Take a look at the photo album for an impression of the 20th MIRD anniversary:
Prof. Madeleine Hosli and Prof. Jan Melissen about MIRD
Professor Madeleine Hosli: The Master International Relations and Diplomacy (MIRD) programme started in fall 2003. I joined Leiden University on 1 January 2003 as an Associate Professor with one of my core mandates being to breathe life into this new programme. It was based on an initiative by the then Executive Board of Leiden University which felt it could be beneficial to create collaboration between Leiden University (then the Political Science Department) and the Netherlands Institute of International Relations, Clingendael. We took the MIRD programme across the hurdle of ‘Toets nieuwe opleiding’, which gave it its initial accreditation and started with a group of five students in 2003.
What makes the programme unique?
I quite frankly never believed I would be involved in MIRD for so many years as programme director. There is some ‘magic’ in MIRD that is hard to explain. It probably is the fact that students are selected to the programme based on their prior academic achievements and motivation. This creates a group dynamic that is not only very international, but also one amongst students with similar interests and a high level of engagement and motivation. Many of our students have obtained degrees at prominent international universities and when they join MIRD, they are eager to further learn and exchange ideas with classmates and teachers.

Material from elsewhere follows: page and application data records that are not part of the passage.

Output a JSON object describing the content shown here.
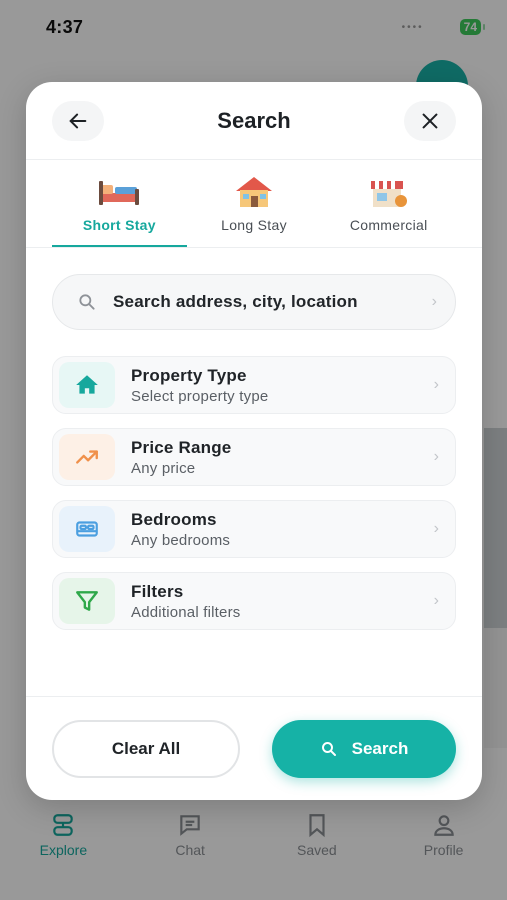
{
  "status_bar": {
    "time": "4:37",
    "battery": "74"
  },
  "modal": {
    "title": "Search",
    "back_icon": "arrow-left-icon",
    "close_icon": "close-icon"
  },
  "stay_tabs": [
    {
      "label": "Short Stay",
      "icon": "bed-icon",
      "active": true
    },
    {
      "label": "Long Stay",
      "icon": "house-icon",
      "active": false
    },
    {
      "label": "Commercial",
      "icon": "shop-icon",
      "active": false
    }
  ],
  "search": {
    "placeholder": "Search address, city, location"
  },
  "filters": [
    {
      "title": "Property Type",
      "subtitle": "Select property type",
      "icon": "home-icon",
      "color": "#16a89d",
      "bg": "#e7f7f5"
    },
    {
      "title": "Price Range",
      "subtitle": "Any price",
      "icon": "trend-up-icon",
      "color": "#f0904a",
      "bg": "#fdf0e6"
    },
    {
      "title": "Bedrooms",
      "subtitle": "Any bedrooms",
      "icon": "bed-icon",
      "color": "#4b9fe0",
      "bg": "#e8f2fb"
    },
    {
      "title": "Filters",
      "subtitle": "Additional filters",
      "icon": "filter-icon",
      "color": "#2fa84a",
      "bg": "#e6f5e9"
    }
  ],
  "footer": {
    "clear_label": "Clear All",
    "search_label": "Search"
  },
  "tab_bar": [
    {
      "label": "Explore",
      "icon": "explore-icon",
      "active": true
    },
    {
      "label": "Chat",
      "icon": "chat-icon",
      "active": false
    },
    {
      "label": "Saved",
      "icon": "bookmark-icon",
      "active": false
    },
    {
      "label": "Profile",
      "icon": "profile-icon",
      "active": false
    }
  ],
  "colors": {
    "accent": "#16b2a6",
    "overlay": "rgba(0,0,0,0.40)"
  }
}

Professor Jan Melissen: I have been involved in the MIRD programme from the start, but for more than 15 years as an external lecturer. After almost eight years at a UK university I came back to the Netherlands in 2001 to take up a management position at the Clingendael Institute and in 2004 I became a part-time full professor at the University of Antwerp in Belgium. My contribution to the MIRD has been sort of on the side until I was seconded to ISGA in 2018 and became employed by Leiden University two years later. This was a little unconventional as most academic staff in the Netherlands are at the university for their entire career. My work in MIRD is now one of my great passions. You will not be surprised to hear that it feels like a second career and it fuels my motivation that my field of expertise, the study of diplomacy, has grown exponentially during the past 20 years.
What makes the programme unique?
The programme has been a pioneer in continental Europe and beyond. The programme has a unique identity that it combines the ambition of academic excellence with students’ exposure to the practice of international relations, mainly through the internship. Our students also engage with think tank experts - a somewhat different kind of species of researchers than university scholars. This helps our students to become boundary spanners who feel like fish in the water in different types of professional environments and this triple identity is precisely what makes me feel at home in MIRD.